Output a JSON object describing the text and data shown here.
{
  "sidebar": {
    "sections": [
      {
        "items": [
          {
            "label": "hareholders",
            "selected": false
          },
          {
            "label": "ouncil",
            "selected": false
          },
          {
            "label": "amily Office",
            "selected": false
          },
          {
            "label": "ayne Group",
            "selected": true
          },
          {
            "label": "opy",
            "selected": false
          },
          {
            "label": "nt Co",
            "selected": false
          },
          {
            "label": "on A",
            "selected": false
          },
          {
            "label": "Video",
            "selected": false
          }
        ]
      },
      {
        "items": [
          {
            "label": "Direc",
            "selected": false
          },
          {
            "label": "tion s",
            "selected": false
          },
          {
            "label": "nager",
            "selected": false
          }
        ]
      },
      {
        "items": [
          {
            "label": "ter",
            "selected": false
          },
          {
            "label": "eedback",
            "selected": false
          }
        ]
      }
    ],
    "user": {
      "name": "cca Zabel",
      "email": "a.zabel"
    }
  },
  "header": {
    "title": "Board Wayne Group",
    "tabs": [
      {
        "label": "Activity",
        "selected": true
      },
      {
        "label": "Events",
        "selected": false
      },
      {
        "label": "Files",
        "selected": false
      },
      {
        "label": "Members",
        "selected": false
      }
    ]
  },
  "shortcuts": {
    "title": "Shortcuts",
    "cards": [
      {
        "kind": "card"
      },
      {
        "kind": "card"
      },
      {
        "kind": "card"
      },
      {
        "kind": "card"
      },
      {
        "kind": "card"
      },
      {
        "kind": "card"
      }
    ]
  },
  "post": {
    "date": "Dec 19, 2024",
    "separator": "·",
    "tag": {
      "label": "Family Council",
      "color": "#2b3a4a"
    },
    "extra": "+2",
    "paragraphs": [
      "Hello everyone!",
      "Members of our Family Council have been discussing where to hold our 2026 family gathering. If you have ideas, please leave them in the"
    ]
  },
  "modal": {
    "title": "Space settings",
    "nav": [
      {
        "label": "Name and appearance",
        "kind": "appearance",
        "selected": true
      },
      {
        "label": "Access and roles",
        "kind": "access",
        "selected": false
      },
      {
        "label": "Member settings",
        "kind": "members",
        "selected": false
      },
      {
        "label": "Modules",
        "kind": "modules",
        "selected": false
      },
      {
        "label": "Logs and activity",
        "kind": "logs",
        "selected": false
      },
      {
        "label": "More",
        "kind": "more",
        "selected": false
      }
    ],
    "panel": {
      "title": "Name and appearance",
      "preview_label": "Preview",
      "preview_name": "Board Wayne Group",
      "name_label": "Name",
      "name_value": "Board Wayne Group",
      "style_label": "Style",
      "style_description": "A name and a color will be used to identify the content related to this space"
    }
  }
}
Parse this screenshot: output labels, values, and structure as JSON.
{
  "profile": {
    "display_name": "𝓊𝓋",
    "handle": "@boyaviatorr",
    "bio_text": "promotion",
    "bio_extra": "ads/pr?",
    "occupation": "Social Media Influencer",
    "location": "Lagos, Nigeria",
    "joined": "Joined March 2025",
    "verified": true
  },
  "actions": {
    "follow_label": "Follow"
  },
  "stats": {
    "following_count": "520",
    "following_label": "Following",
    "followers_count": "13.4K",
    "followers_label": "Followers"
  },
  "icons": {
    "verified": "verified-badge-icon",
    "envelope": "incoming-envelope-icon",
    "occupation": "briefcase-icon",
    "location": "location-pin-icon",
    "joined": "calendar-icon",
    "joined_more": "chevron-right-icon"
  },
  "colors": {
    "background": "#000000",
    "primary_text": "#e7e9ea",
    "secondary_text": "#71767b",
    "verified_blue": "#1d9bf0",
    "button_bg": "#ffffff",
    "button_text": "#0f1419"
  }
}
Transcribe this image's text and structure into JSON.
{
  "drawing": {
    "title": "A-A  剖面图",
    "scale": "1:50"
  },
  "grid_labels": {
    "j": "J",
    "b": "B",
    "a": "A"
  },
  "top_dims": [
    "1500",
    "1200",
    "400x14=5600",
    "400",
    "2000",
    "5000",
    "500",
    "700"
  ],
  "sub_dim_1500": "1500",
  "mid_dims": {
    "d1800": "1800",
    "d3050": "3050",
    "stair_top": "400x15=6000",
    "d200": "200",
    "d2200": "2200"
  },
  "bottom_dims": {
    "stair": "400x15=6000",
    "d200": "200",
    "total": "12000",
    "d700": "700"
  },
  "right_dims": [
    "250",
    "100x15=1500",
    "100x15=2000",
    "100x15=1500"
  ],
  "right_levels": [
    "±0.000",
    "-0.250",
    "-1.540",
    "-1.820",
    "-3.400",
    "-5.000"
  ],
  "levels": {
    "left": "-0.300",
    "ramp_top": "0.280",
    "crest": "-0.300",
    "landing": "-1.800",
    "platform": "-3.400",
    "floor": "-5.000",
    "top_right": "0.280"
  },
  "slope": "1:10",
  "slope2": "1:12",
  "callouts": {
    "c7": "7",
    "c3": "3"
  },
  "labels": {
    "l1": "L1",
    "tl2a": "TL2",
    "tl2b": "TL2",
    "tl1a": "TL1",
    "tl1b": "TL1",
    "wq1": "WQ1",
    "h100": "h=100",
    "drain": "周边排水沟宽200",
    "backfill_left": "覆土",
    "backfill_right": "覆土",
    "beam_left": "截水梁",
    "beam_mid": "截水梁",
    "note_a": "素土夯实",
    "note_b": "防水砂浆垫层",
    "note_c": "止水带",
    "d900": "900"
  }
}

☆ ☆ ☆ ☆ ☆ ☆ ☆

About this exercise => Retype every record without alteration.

Output for this task =>
Output a JSON object describing the text and data shown here.
{
  "sidebar": {
    "sections": [
      {
        "items": [
          {
            "label": "hareholders",
            "selected": false
          },
          {
            "label": "ouncil",
            "selected": false
          },
          {
            "label": "amily Office",
            "selected": false
          },
          {
            "label": "ayne Group",
            "selected": true
          },
          {
            "label": "opy",
            "selected": false
          },
          {
            "label": "nt Co",
            "selected": false
          },
          {
            "label": "on A",
            "selected": false
          },
          {
            "label": "Video",
            "selected": false
          }
        ]
      },
      {
        "items": [
          {
            "label": "Direc",
            "selected": false
          },
          {
            "label": "tion s",
            "selected": false
          },
          {
            "label": "nager",
            "selected": false
          }
        ]
      },
      {
        "items": [
          {
            "label": "ter",
            "selected": false
          },
          {
            "label": "eedback",
            "selected": false
          }
        ]
      }
    ],
    "user": {
      "name": "cca Zabel",
      "email": "a.zabel"
    }
  },
  "header": {
    "title": "Board Wayne Group",
    "tabs": [
      {
        "label": "Activity",
        "selected": true
      },
      {
        "label": "Events",
        "selected": false
      },
      {
        "label": "Files",
        "selected": false
      },
      {
        "label": "Members",
        "selected": false
      }
    ]
  },
  "shortcuts": {
    "title": "Shortcuts",
    "cards": [
      {
        "kind": "card"
      },
      {
        "kind": "card"
      },
      {
        "kind": "card"
      },
      {
        "kind": "card"
      },
      {
        "kind": "card"
      },
      {
        "kind": "card"
      }
    ]
  },
  "post": {
    "date": "Dec 19, 2024",
    "separator": "·",
    "tag": {
      "label": "Family Council",
      "color": "#2b3a4a"
    },
    "extra": "+2",
    "paragraphs": [
      "Hello everyone!",
      "Members of our Family Council have been discussing where to hold our 2026 family gathering. If you have ideas, please leave them in the"
    ]
  },
  "modal": {
    "title": "Space settings",
    "nav": [
      {
        "label": "Name and appearance",
        "kind": "appearance",
        "selected": true
      },
      {
        "label": "Access and roles",
        "kind": "access",
        "selected": false
      },
      {
        "label": "Member settings",
        "kind": "members",
        "selected": false
      },
      {
        "label": "Modules",
        "kind": "modules",
        "selected": false
      },
      {
        "label": "Logs and activity",
        "kind": "logs",
        "selected": false
      },
      {
        "label": "More",
        "kind": "more",
        "selected": false
      }
    ],
    "panel": {
      "title": "Name and appearance",
      "preview_label": "Preview",
      "preview_name": "Board Wayne Group",
      "name_label": "Name",
      "name_value": "Board Wayne Group",
      "style_label": "Style",
      "style_description": "A name and a color will be used to identify the content related to this space"
    }
  }
}
Parse this screenshot: output labels, values, and structure as JSON.
{
  "profile": {
    "display_name": "𝓊𝓋",
    "handle": "@boyaviatorr",
    "bio_text": "promotion",
    "bio_extra": "ads/pr?",
    "occupation": "Social Media Influencer",
    "location": "Lagos, Nigeria",
    "joined": "Joined March 2025",
    "verified": true
  },
  "actions": {
    "follow_label": "Follow"
  },
  "stats": {
    "following_count": "520",
    "following_label": "Following",
    "followers_count": "13.4K",
    "followers_label": "Followers"
  },
  "icons": {
    "verified": "verified-badge-icon",
    "envelope": "incoming-envelope-icon",
    "occupation": "briefcase-icon",
    "location": "location-pin-icon",
    "joined": "calendar-icon",
    "joined_more": "chevron-right-icon"
  },
  "colors": {
    "background": "#000000",
    "primary_text": "#e7e9ea",
    "secondary_text": "#71767b",
    "verified_blue": "#1d9bf0",
    "button_bg": "#ffffff",
    "button_text": "#0f1419"
  }
}
Transcribe this image's text and structure into JSON.
{
  "drawing": {
    "title": "A-A  剖面图",
    "scale": "1:50"
  },
  "grid_labels": {
    "j": "J",
    "b": "B",
    "a": "A"
  },
  "top_dims": [
    "1500",
    "1200",
    "400x14=5600",
    "400",
    "2000",
    "5000",
    "500",
    "700"
  ],
  "sub_dim_1500": "1500",
  "mid_dims": {
    "d1800": "1800",
    "d3050": "3050",
    "stair_top": "400x15=6000",
    "d200": "200",
    "d2200": "2200"
  },
  "bottom_dims": {
    "stair": "400x15=6000",
    "d200": "200",
    "total": "12000",
    "d700": "700"
  },
  "right_dims": [
    "250",
    "100x15=1500",
    "100x15=2000",
    "100x15=1500"
  ],
  "right_levels": [
    "±0.000",
    "-0.250",
    "-1.540",
    "-1.820",
    "-3.400",
    "-5.000"
  ],
  "levels": {
    "left": "-0.300",
    "ramp_top": "0.280",
    "crest": "-0.300",
    "landing": "-1.800",
    "platform": "-3.400",
    "floor": "-5.000",
    "top_right": "0.280"
  },
  "slope": "1:10",
  "slope2": "1:12",
  "callouts": {
    "c7": "7",
    "c3": "3"
  },
  "labels": {
    "l1": "L1",
    "tl2a": "TL2",
    "tl2b": "TL2",
    "tl1a": "TL1",
    "tl1b": "TL1",
    "wq1": "WQ1",
    "h100": "h=100",
    "drain": "周边排水沟宽200",
    "backfill_left": "覆土",
    "backfill_right": "覆土",
    "beam_left": "截水梁",
    "beam_mid": "截水梁",
    "note_a": "素土夯实",
    "note_b": "防水砂浆垫层",
    "note_c": "止水带",
    "d900": "900"
  }
}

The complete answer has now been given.